* Prevent frozen pipe bursts by insulating exposed pipes.
* Have your furnaces and chimneys inspected annually and cleaned as necessary.
* Install backup generators for critical systems in the home.
* Inventory your personal contents.
* Remove stored items and clutter from your furnace room.
* Set your thermostat to no lower than 55 degrees when you leave your house.
* Have your roof gutters cleaned and inspected.
* Replace insulation if necessary.
* Keep art and collectables a safe distance from heat sources (fireplace, heat vents, etc.).
* Have mature trees inspected and maintained.
* Have salt/sand on hand for icy sidewalks and driveways.
(BPT) – How much do you spend on utilities? Are you looking for ways to save? A typical American household spends about $2,100 on energy bills each year, according to the U.S. Environmental Protection Agency (EPA). Most of that expense comes from a home’s energy use during the winter heating season. But a quick home checkup can help you can reduce these costs, prepare for winter and enjoy energy savings.
Properly installed and maintained windows and doors can help keep your home more comfortable year-round. Save on heating costs by preparing your windows and doors for winter with these tips:
* Clear sills and moving parts of dirt and debris. Debris like sand, dirt or leaves can get caught in windowsills and moving parts of windows or doors. Clean these areas with a dry paintbrush to create a tighter seal and enhance window and door performance.
* Check weather stripping. Re-attach or replace missing or worn weather stripping around windows and doors. Loose weather stripping can let cold air in during the winter and out in the summer, reducing energy efficiency.
* Reapply caulk or sealant around windows and doors. Reseal areas around windows and doors that may have been exposed to heavy weather or extreme sunlight – creating breaks in caulk or sealant – to help reduce potential drafts and leaks.
* Installing snap-in blinds or shades. Install snap-in blinds or shades to help insulate your home from cold outdoor temperatures. Pella Designer Series windows and patio doors feature convenient between-the-glass options to add energy efficiency and privacy.
* Repair or replace damaged exterior surfaces. Cracked or deteriorated wood associated with water penetration may allow moisture or cold air to leak into your home. Look closely for signs of moisture leakage and replace damaged wood. Consult a professional to help correct any roof or drainage problems around your home.
* Install storm doors. Storm doors add an extra layer of protection and help reduce air and moisture leakage. Adding a storm door to your exterior doors can reduce energy loss through the entryway by up to 45 percent.
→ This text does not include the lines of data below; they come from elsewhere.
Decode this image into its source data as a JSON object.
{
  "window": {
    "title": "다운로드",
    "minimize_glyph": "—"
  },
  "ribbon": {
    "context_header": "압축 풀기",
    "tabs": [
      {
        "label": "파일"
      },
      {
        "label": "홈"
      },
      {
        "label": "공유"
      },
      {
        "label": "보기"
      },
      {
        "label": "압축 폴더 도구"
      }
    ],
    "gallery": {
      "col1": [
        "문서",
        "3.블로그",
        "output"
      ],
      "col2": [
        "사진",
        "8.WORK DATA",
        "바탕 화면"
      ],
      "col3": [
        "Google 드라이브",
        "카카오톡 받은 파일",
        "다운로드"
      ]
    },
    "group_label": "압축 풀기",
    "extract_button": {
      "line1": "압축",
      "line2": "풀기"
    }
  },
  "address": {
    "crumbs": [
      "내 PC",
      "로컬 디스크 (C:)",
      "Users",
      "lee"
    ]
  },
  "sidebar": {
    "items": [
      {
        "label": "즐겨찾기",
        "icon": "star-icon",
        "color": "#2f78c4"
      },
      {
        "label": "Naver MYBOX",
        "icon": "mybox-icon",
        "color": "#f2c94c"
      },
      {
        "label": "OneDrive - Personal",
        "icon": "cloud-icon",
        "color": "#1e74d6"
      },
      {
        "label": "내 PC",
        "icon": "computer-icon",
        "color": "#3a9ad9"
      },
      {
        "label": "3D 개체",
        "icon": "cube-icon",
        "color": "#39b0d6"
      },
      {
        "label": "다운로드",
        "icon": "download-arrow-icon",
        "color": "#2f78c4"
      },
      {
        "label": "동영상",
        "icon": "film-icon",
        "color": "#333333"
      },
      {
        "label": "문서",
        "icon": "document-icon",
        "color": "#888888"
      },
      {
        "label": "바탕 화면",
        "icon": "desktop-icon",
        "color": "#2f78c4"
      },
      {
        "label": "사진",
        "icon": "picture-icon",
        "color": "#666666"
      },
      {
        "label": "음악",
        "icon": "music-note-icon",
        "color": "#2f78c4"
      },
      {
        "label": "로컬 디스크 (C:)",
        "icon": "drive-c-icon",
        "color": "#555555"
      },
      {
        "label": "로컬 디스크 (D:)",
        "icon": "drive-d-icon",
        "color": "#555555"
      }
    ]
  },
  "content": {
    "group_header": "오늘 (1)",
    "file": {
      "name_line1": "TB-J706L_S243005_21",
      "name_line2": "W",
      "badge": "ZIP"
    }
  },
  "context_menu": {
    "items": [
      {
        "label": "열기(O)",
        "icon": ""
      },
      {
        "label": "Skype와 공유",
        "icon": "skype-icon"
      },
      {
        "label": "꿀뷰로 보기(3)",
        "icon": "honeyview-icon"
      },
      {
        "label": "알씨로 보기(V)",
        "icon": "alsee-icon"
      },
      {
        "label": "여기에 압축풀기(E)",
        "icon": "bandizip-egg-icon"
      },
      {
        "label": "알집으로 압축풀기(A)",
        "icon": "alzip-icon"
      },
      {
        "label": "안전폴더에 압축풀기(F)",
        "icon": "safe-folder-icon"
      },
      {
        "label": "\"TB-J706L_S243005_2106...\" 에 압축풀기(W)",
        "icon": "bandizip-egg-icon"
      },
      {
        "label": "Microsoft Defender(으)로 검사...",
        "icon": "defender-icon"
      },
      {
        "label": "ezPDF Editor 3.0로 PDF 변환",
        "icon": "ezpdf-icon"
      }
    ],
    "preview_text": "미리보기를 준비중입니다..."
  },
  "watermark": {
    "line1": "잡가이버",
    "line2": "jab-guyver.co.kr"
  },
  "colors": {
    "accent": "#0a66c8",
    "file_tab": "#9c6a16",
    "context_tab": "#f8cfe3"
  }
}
* Replace old windows and doors with energy-efficient ones. If you have single-pane glass, clear glass, or older windows or doors, you may be paying more to heat your home in the winter and cool it in the summer. Replace old windows with energy-efficient, double or triple-pane glass versions made with insulating argon, or install new durable fiberglass doors to help save money and energy year-round. (We can help! Contact us.)